Friday, September 29, 2000Hunters can expect to find it more difficult than usual to finalize hunting access arrangements this year, due to the dry conditions in some parts of the state. While specific land closures are mainly in areas of active fire or fire cleanup, some private landowners may be reluctant to make access commitments on their own lands if they are in an area that is particularly dry or where fire was on or near their land.
Alan Charles, FWP's coordinator for Landowner/Sportsman relations, recommends that hunters take the time to learn about the condition of the landowners land, how it has been impacted by the drought and any fire activity nearby. Calling at times convenient for the landowner, and accommodating the landowner's concerns help too. Hunters who can demonstrate their awareness and concern are more likely to be well received by landowners who may have had their livelihoods threatened or who have been impacted in other ways by the severe drought conditions and possibly by nearby fires.
"Landowners in Fish, Wildlife & Parks' block management program have the option of keeping their lands closed if they feel a fire danger still exists. It is at their discretion because it is private land and they may close it without prior notice," says Ken Farthing, block management program coordinator for FWP's Region 4.
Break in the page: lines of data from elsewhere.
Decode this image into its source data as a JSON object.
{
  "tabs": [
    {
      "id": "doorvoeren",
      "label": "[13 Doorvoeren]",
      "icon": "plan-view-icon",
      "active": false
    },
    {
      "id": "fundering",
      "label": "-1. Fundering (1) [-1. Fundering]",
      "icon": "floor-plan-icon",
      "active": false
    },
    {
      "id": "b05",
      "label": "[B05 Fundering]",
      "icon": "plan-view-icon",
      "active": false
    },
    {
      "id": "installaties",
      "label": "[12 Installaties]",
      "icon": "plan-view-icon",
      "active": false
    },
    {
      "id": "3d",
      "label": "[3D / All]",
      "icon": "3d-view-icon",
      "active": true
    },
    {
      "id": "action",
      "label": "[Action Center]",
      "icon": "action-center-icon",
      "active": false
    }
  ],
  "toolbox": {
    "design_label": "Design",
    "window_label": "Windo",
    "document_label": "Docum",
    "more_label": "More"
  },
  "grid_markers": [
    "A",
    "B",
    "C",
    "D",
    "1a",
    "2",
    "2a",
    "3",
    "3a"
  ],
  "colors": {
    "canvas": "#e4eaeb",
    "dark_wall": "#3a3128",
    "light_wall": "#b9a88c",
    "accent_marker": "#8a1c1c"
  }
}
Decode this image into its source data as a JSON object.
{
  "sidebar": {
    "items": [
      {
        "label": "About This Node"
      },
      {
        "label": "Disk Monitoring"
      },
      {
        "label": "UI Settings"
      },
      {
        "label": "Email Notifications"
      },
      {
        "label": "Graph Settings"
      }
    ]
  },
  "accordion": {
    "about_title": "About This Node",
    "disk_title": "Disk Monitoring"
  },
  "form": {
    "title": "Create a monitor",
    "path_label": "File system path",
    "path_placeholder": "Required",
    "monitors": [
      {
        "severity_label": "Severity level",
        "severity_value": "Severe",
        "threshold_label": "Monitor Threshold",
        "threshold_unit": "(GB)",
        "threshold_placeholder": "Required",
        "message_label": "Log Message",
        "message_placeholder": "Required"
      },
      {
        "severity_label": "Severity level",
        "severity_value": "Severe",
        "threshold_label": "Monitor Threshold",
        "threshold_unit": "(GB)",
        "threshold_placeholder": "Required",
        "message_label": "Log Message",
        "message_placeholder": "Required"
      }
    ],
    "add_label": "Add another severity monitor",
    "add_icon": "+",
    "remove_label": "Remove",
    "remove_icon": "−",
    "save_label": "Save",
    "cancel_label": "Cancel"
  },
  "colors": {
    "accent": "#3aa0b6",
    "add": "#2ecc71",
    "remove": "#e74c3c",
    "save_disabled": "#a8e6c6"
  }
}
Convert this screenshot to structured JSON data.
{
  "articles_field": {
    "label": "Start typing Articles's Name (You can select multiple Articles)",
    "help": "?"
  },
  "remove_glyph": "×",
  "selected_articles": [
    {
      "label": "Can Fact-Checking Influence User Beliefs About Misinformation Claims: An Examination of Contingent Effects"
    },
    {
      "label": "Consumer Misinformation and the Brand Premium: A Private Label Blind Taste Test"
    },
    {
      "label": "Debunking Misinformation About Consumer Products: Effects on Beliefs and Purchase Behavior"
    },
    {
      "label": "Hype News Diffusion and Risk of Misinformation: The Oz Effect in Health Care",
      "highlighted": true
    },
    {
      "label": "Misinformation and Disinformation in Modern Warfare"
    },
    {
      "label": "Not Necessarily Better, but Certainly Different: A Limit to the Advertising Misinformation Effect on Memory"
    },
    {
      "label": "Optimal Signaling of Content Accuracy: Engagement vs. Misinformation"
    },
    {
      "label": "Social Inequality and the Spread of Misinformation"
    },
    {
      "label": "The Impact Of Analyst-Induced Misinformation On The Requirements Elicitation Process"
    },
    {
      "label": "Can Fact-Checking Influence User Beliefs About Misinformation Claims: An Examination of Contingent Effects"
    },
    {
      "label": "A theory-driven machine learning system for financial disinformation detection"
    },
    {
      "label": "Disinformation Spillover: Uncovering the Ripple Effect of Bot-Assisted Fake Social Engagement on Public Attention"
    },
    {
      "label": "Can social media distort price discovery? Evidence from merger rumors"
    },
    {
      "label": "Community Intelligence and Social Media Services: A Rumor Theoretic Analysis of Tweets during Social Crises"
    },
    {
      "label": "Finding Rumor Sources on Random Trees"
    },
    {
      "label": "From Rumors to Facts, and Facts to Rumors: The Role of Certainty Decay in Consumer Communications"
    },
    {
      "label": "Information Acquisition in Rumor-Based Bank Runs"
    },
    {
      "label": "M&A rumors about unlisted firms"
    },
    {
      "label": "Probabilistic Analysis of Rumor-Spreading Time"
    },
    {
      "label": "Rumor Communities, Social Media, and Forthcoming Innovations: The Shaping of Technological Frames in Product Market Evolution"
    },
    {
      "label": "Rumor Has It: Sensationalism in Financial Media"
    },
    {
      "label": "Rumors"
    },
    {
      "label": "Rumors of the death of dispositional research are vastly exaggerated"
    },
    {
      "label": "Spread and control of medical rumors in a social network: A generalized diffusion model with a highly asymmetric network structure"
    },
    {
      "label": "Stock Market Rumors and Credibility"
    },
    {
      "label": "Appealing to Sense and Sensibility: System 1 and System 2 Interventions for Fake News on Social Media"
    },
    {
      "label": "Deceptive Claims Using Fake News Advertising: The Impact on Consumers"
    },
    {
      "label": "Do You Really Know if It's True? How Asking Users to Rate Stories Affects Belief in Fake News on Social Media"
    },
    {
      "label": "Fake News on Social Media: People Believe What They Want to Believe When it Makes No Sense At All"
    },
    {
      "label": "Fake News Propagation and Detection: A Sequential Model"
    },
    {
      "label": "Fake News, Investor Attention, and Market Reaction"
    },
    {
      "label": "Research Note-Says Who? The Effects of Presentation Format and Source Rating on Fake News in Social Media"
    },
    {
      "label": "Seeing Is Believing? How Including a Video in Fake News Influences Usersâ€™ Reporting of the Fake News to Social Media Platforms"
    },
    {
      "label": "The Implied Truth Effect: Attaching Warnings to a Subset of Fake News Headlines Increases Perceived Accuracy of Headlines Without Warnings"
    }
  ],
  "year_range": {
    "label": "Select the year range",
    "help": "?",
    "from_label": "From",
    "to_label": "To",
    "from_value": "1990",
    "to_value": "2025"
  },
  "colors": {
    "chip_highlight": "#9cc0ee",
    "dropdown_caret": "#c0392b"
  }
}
To find out which block management areas are open in FWP's Regions, call the regional offices a day or two before heading out to hunt.